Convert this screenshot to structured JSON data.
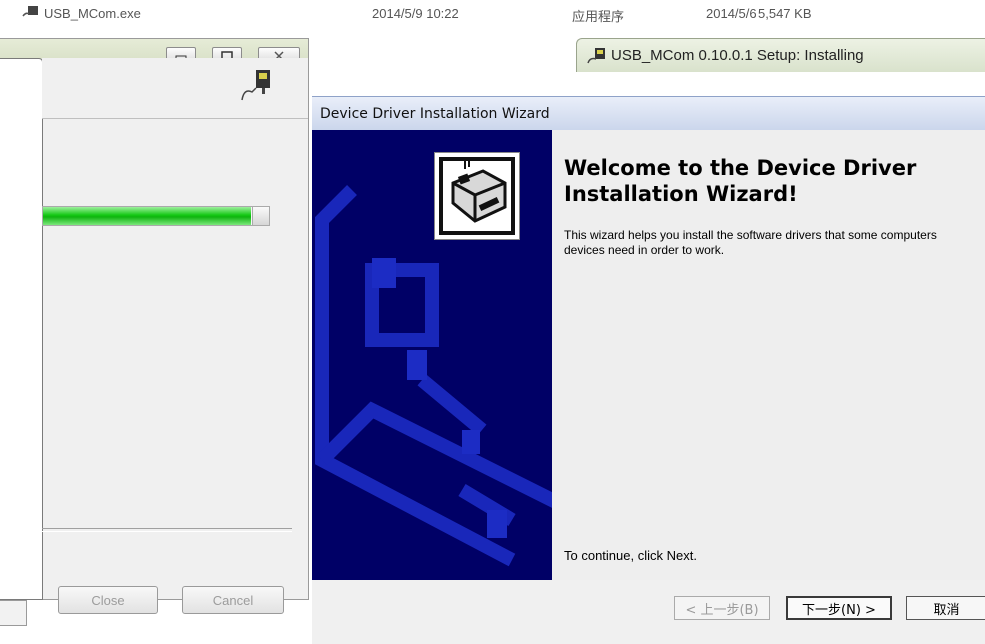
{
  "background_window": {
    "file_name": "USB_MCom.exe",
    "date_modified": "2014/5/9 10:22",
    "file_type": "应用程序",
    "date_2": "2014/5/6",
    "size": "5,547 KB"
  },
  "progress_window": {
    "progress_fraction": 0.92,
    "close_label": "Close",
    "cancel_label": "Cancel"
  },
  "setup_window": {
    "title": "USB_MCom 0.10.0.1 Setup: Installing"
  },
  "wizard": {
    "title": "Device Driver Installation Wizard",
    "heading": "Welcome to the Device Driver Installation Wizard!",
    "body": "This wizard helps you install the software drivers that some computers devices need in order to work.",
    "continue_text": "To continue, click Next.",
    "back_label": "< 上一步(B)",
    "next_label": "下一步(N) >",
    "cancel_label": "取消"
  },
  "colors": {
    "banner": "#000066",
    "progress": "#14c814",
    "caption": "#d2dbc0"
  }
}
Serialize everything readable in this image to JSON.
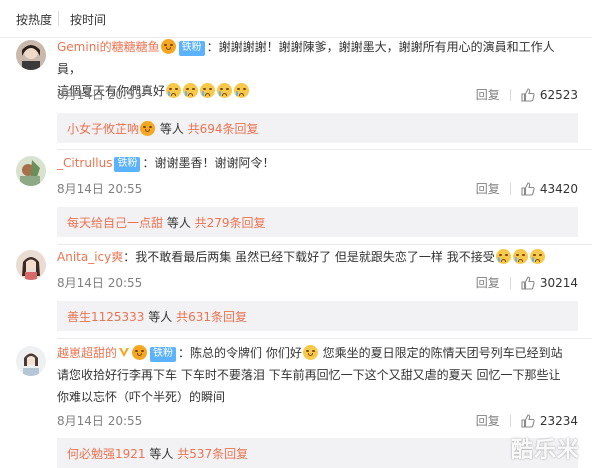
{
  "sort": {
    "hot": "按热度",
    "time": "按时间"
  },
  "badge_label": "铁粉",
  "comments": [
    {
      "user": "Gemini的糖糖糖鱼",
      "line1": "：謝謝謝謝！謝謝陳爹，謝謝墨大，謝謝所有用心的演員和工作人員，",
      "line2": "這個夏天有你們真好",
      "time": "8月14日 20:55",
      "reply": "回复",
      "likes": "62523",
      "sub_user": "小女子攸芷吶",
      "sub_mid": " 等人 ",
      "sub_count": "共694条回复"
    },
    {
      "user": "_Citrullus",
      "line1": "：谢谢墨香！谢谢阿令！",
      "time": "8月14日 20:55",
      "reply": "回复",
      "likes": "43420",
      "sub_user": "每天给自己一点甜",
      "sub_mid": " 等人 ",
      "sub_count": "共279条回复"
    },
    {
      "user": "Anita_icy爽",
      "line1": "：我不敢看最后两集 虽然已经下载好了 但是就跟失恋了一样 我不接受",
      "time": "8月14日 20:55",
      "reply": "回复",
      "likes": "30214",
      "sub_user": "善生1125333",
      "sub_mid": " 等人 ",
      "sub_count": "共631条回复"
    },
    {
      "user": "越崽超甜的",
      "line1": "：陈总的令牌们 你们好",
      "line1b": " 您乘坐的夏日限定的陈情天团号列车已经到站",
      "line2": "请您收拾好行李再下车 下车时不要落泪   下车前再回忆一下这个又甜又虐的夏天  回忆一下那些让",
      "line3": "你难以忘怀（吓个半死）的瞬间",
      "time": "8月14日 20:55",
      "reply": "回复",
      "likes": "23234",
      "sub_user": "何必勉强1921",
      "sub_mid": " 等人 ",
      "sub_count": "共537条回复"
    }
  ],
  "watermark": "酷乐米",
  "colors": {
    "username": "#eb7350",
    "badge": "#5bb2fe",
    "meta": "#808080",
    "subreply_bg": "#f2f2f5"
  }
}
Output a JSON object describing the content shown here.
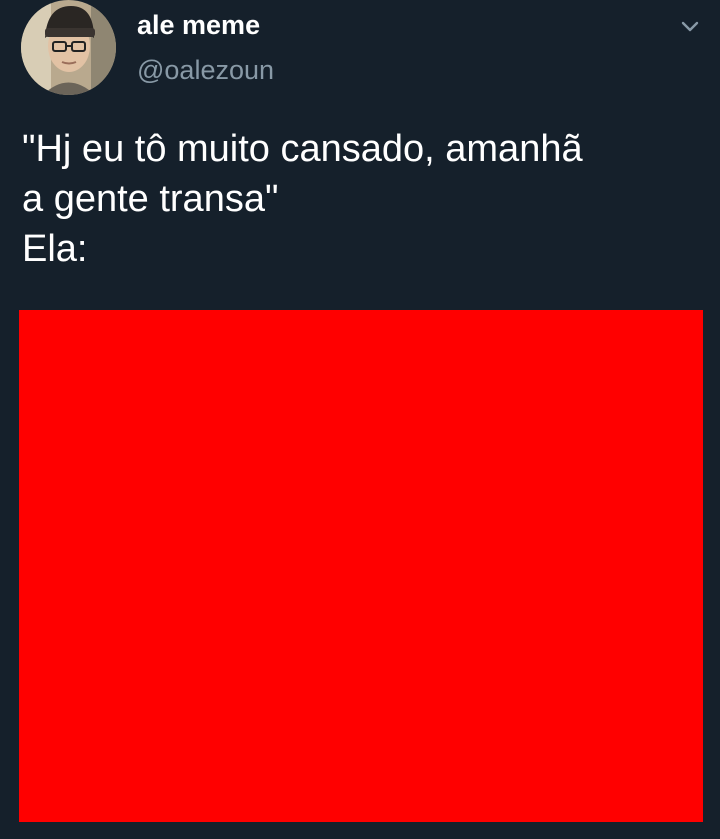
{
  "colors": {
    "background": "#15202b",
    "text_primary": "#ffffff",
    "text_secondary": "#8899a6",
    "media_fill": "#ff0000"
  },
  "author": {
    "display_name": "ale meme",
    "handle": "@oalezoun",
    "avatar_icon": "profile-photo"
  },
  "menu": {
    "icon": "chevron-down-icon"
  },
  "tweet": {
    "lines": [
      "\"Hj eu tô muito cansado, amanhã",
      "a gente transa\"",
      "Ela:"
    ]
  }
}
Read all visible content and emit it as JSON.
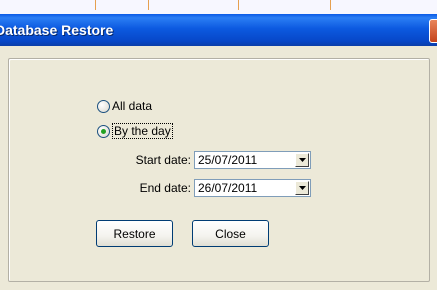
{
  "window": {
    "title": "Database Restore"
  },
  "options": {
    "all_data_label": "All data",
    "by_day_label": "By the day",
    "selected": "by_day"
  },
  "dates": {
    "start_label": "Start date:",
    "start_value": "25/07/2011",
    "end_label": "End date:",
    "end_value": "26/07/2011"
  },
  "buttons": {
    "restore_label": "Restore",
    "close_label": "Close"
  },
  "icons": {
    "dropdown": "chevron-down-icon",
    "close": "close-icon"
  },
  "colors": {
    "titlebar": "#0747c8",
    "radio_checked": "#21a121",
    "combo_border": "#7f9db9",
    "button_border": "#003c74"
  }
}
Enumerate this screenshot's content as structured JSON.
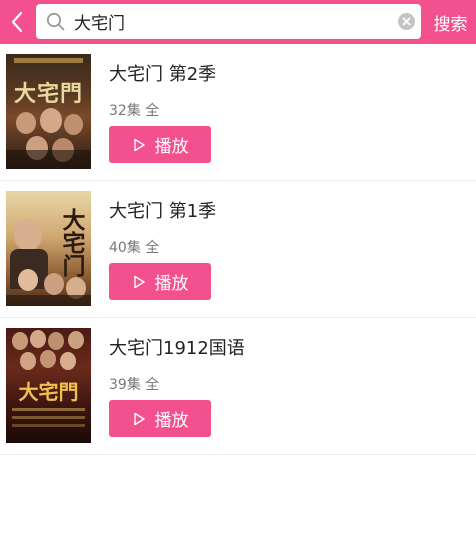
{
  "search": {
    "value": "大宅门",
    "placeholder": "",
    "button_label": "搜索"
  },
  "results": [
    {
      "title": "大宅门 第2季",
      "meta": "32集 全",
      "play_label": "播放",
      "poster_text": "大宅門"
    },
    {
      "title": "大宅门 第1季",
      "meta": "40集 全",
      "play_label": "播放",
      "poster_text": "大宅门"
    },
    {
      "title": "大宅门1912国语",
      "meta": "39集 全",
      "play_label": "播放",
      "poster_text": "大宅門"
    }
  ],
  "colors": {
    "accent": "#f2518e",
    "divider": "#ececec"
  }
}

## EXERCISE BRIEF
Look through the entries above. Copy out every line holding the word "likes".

## TASK RESULT
      "likes": "62523",
      "likes": "43420",
      "likes": "30214",
      "likes": "23234",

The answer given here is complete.